■ **WHAT IS EXPECTED**: Please find the lines in the following records that hold "tracking", and copy them.

INPUT DATA: Begin

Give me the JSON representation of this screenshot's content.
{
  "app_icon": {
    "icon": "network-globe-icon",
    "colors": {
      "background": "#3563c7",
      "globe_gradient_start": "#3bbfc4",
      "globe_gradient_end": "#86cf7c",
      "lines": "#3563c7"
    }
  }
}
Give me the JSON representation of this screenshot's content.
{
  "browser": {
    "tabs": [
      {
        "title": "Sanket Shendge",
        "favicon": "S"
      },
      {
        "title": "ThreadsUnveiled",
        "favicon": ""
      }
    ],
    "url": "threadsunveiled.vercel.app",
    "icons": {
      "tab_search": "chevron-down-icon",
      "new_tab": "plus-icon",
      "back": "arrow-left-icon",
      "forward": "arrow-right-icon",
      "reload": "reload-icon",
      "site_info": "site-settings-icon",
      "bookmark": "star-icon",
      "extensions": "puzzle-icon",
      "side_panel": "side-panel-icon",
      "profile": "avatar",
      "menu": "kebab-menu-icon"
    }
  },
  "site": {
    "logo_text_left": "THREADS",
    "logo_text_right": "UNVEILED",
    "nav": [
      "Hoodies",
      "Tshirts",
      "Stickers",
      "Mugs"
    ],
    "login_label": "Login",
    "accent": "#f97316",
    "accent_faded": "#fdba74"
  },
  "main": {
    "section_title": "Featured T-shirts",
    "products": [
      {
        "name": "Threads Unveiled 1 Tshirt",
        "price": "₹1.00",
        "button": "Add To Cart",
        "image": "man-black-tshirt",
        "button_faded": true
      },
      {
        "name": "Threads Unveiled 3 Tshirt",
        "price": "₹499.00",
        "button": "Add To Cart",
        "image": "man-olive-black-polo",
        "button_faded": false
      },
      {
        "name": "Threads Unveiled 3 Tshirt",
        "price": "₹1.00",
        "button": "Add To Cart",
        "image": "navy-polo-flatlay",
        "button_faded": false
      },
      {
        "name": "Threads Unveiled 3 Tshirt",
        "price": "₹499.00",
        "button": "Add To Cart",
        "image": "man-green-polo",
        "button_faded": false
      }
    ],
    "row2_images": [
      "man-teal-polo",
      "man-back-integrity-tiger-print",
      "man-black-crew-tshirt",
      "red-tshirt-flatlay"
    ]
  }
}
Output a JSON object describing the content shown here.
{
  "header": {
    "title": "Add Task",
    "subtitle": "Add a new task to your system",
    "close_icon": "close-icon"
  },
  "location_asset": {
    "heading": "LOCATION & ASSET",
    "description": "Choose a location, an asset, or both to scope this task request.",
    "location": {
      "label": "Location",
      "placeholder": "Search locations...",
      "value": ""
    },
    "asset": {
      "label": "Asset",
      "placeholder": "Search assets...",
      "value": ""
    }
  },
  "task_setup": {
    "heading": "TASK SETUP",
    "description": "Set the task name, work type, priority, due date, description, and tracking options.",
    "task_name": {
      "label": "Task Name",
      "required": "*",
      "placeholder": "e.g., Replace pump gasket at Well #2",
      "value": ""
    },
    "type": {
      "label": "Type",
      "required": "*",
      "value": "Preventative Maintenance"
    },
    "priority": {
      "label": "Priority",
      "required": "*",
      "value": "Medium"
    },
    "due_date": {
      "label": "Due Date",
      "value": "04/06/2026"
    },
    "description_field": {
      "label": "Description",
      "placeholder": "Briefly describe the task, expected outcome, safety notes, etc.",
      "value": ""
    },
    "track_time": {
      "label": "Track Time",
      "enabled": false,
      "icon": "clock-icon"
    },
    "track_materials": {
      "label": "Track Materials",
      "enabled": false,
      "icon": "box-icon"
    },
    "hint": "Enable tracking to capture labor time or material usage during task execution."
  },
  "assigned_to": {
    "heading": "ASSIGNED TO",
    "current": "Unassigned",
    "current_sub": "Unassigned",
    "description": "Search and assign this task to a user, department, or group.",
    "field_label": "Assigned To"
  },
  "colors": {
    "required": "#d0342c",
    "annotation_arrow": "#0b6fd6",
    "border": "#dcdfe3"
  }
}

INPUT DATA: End

■ **ANSWER TO THIS EXERCISE**:
    "description": "Set the task name, work type, priority, due date, description, and tracking options.",
    "hint": "Enable tracking to capture labor time or material usage during task execution."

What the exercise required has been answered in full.